That's why we believe open source is inevitable. It returns control to the customer. You can see the code, change it, learn from it. Bugs are found and fixed quickly. And when customers are unhappy with one vendor, they can choose another without overhauling their entire infrastructure. No more technology lock-in. No more monopolies.

We believe open source simply creates better software. Everyone collaborates, the best technology wins. Not just within one company, but among an Internet-connected, worldwide community. New ideas and code travel the world in an instant.

As a result, the open source model often builds higher quality, more secure, more easily integrated software. And it does it at a vastly accelerated pace and often at a lower cost.

In the proprietary model, development occurs within one company. Programmers write code, hide it behind binaries, and charge customers to use the software--then charge them more to fix it when it breaks. The problem worsens when you become tied to a company's architecture, protocols, and file formats. Bruce Perens calls this the addiction model of software procurement. And we think a model that puts customers at such a fundamental disadvantage is conceptually broken.

Open source is not nameless, faceless, and it's not charity. Nor is it solely a community effort. What you see today is a technology revolution driven by market demand.

And the revolution is being recognized. Red Hat has teamed up with the Georgia Institute of Technology to look into the causes and the worldwide growth of open source. They created theOpen Source Index to better measure its progress.

Imagine if all past knowledge was kept hidden or its use was restricted to only those who are willing to pay for it. Education and research would suffer. Publishing books or sharing information of any sort would become difficult. Yet this is the mentality behind the proprietary software model.
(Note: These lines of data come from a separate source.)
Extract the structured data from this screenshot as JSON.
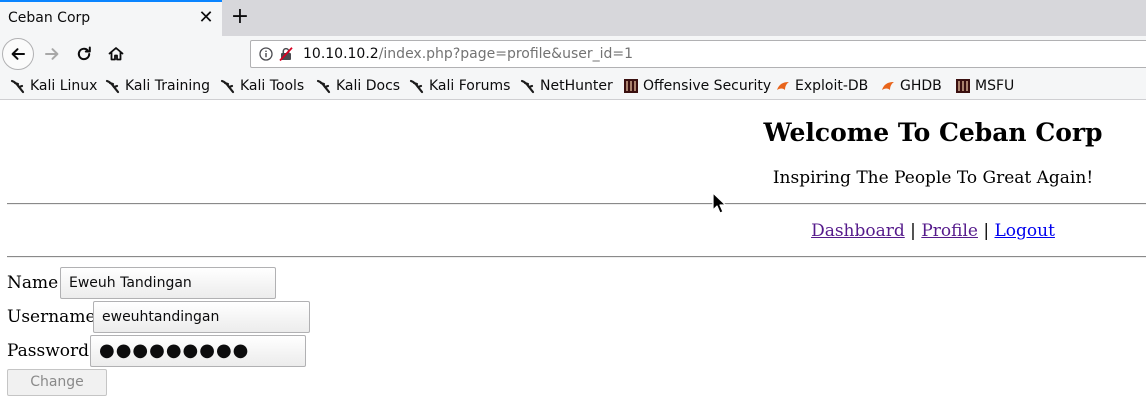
{
  "browser": {
    "tab_title": "Ceban Corp",
    "close_symbol": "✕",
    "new_tab_symbol": "+",
    "url_host": "10.10.10.2",
    "url_path": "/index.php?page=profile&user_id=1",
    "bookmarks": [
      {
        "label": "Kali Linux",
        "icon": "kali-dragon-icon"
      },
      {
        "label": "Kali Training",
        "icon": "kali-dragon-icon"
      },
      {
        "label": "Kali Tools",
        "icon": "kali-dragon-icon"
      },
      {
        "label": "Kali Docs",
        "icon": "kali-dragon-icon"
      },
      {
        "label": "Kali Forums",
        "icon": "kali-dragon-icon"
      },
      {
        "label": "NetHunter",
        "icon": "kali-dragon-icon"
      },
      {
        "label": "Offensive Security",
        "icon": "offsec-icon"
      },
      {
        "label": "Exploit-DB",
        "icon": "exploit-db-icon"
      },
      {
        "label": "GHDB",
        "icon": "exploit-db-icon"
      },
      {
        "label": "MSFU",
        "icon": "offsec-icon"
      }
    ]
  },
  "page": {
    "heading": "Welcome To Ceban Corp",
    "tagline": "Inspiring The People To Great Again!",
    "nav": {
      "dashboard": "Dashboard",
      "separator": "|",
      "profile": "Profile",
      "logout": "Logout"
    },
    "form": {
      "name_label": "Name",
      "name_value": "Eweuh Tandingan",
      "username_label": "Username",
      "username_value": "eweuhtandingan",
      "password_label": "Password",
      "password_masked": "●●●●●●●●●",
      "change_label": "Change"
    }
  },
  "colors": {
    "tab_accent": "#0a84ff",
    "visited_link": "#551a8b",
    "unvisited_link": "#0000ee"
  }
}
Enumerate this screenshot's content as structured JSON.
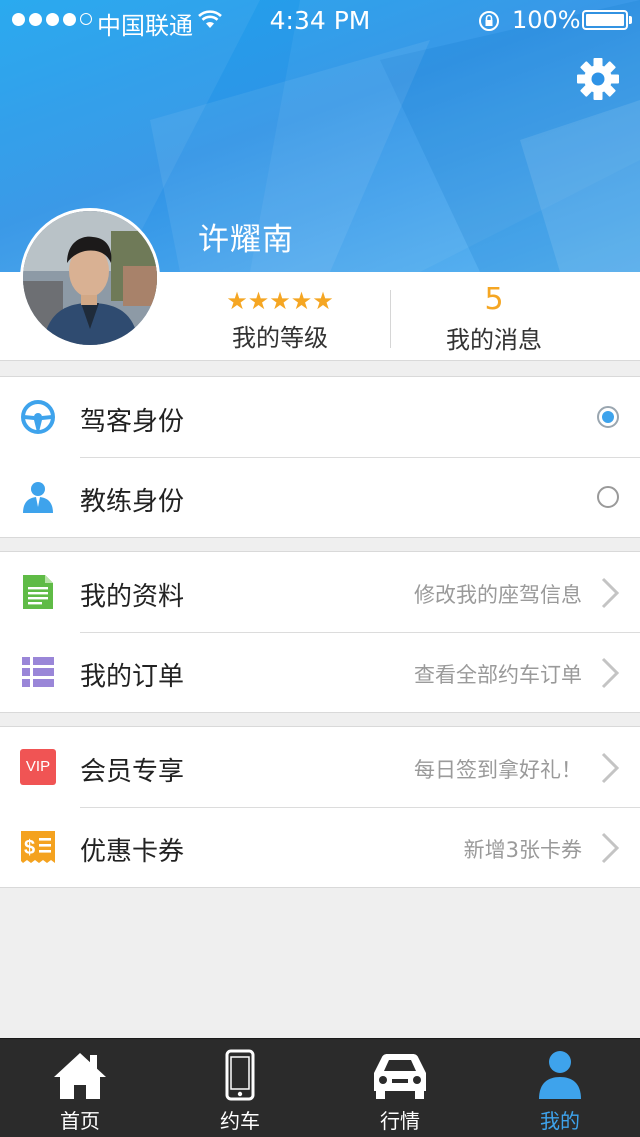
{
  "status_bar": {
    "carrier": "中国联通",
    "time": "4:34 PM",
    "battery": "100%"
  },
  "profile": {
    "username": "许耀南",
    "stars": "★★★★★",
    "level_label": "我的等级",
    "message_count": "5",
    "messages_label": "我的消息"
  },
  "identity": [
    {
      "label": "驾客身份",
      "icon": "steering-wheel-icon",
      "selected": true
    },
    {
      "label": "教练身份",
      "icon": "coach-person-icon",
      "selected": false
    }
  ],
  "account": [
    {
      "label": "我的资料",
      "hint": "修改我的座驾信息",
      "icon": "document-icon"
    },
    {
      "label": "我的订单",
      "hint": "查看全部约车订单",
      "icon": "list-icon"
    }
  ],
  "perks": [
    {
      "label": "会员专享",
      "hint": "每日签到拿好礼！",
      "icon": "vip-icon",
      "icon_text": "VIP"
    },
    {
      "label": "优惠卡券",
      "hint": "新增3张卡券",
      "icon": "coupon-icon"
    }
  ],
  "tabs": [
    {
      "label": "首页",
      "icon": "home-icon",
      "active": false
    },
    {
      "label": "约车",
      "icon": "phone-icon",
      "active": false
    },
    {
      "label": "行情",
      "icon": "car-icon",
      "active": false
    },
    {
      "label": "我的",
      "icon": "user-icon",
      "active": true
    }
  ],
  "colors": {
    "accent": "#3ea3ec",
    "star": "#f5a623",
    "header_blue": "#2f93e6",
    "tabbar": "#2b2b2b"
  }
}
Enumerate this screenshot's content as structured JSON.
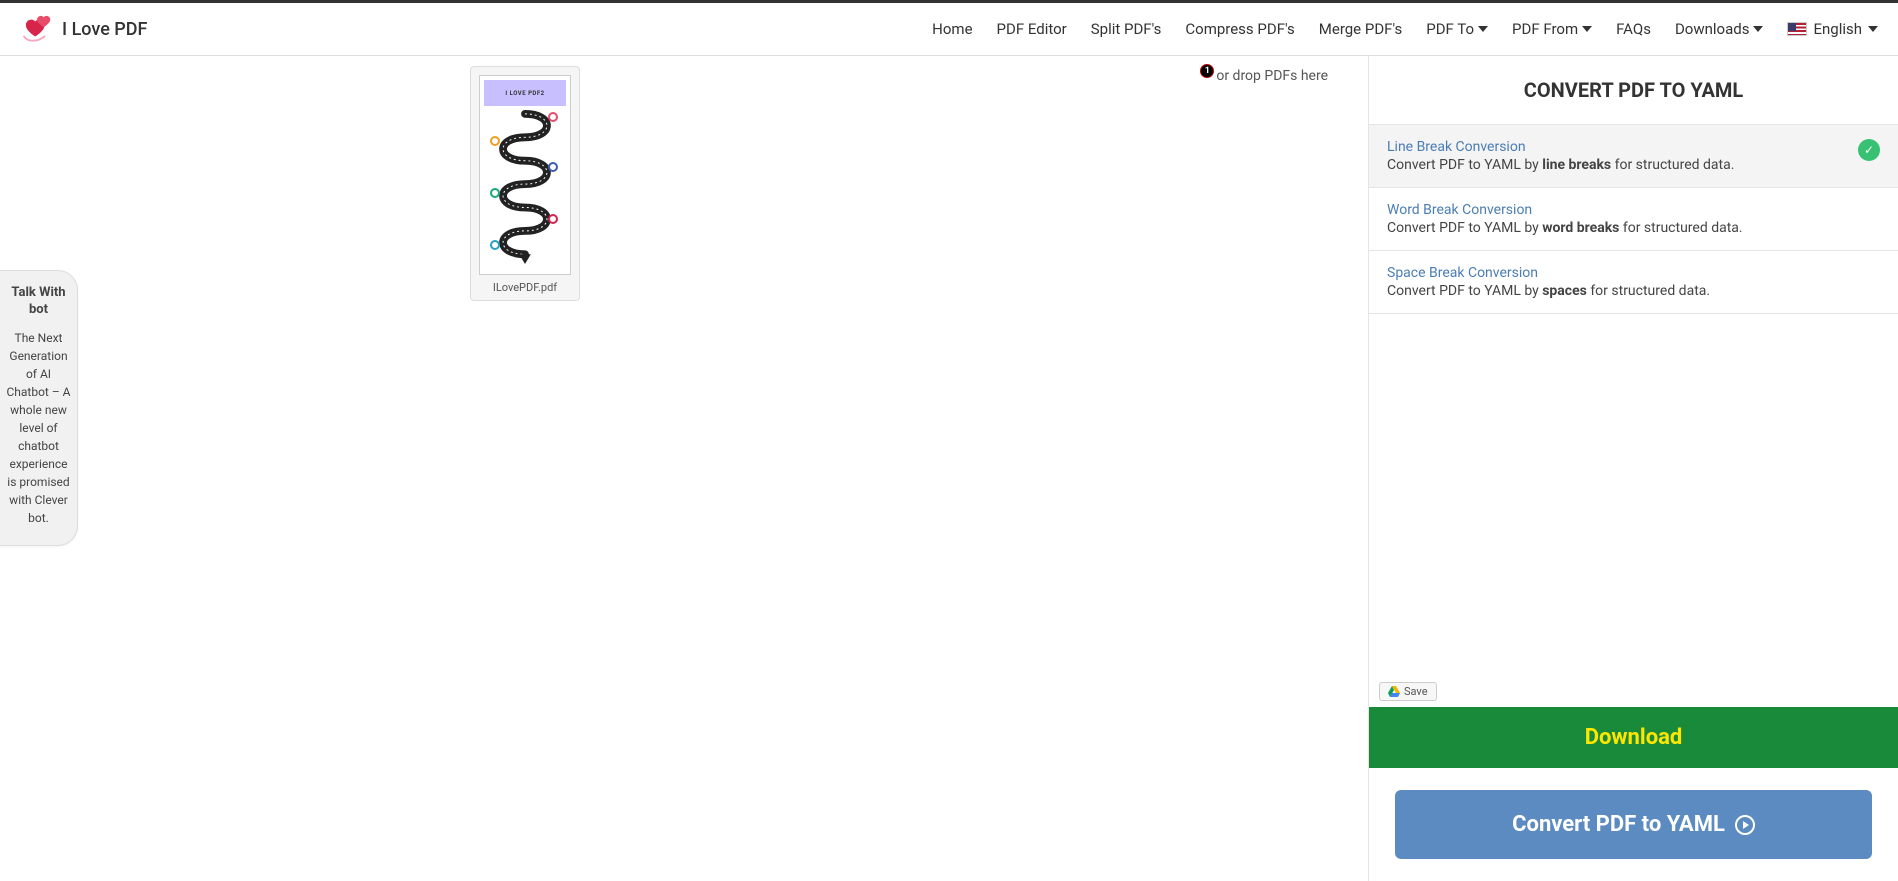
{
  "brand": {
    "name": "I Love PDF"
  },
  "nav": {
    "home": "Home",
    "pdf_editor": "PDF Editor",
    "split": "Split PDF's",
    "compress": "Compress PDF's",
    "merge": "Merge PDF's",
    "pdf_to": "PDF To",
    "pdf_from": "PDF From",
    "faqs": "FAQs",
    "downloads": "Downloads",
    "language": "English"
  },
  "workspace": {
    "drop_hint": "or drop PDFs here",
    "badge": "1",
    "file": {
      "name": "ILovePDF.pdf",
      "thumb_title": "I LOVE PDF2"
    }
  },
  "panel": {
    "title": "CONVERT PDF TO YAML",
    "options": [
      {
        "title": "Line Break Conversion",
        "desc_pre": "Convert PDF to YAML by ",
        "desc_bold": "line breaks",
        "desc_post": " for structured data.",
        "selected": true
      },
      {
        "title": "Word Break Conversion",
        "desc_pre": "Convert PDF to YAML by ",
        "desc_bold": "word breaks",
        "desc_post": " for structured data.",
        "selected": false
      },
      {
        "title": "Space Break Conversion",
        "desc_pre": "Convert PDF to YAML by ",
        "desc_bold": "spaces",
        "desc_post": " for structured data.",
        "selected": false
      }
    ],
    "save_label": "Save",
    "download_label": "Download",
    "convert_label": "Convert PDF to YAML"
  },
  "chatbot": {
    "title": "Talk With bot",
    "body": "The Next Generation of AI Chatbot – A whole new level of chatbot experience is promised with Clever bot."
  }
}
In the same way shared knowledge propels the whole of society forward, open technology development can drive innovation for an entire industry.


2 comentarios:

Tonytony dijo...

Pero el código propietario tiene algo que no tiene el código abierto: es consistente. Si se desea, es consistente en diferentes plataformas, consistente en aspectos gráficos y consistente en usabilidad. Homogeiniza y simplifica. Además, no todo el mundo es un coder.

Personalmente, yo apoyo el broken code. La ingeniería inversa. Cydia en lugar de la Apple Store. Hackintosh mejor que Macintosh.

Gaël dijo...

Ahhmmm,... consistencia entre formatos doc y docx? Recuerdas aquella primera norma "backwards compatibility"?

Código propietario consistente en diversas plataformas? Acaso se implementa visual net framework para Mac/Linux?

Pero Tonytony,.. dime al menos algo con sentido (como practicas monopolísticas abusivas) no consistencia.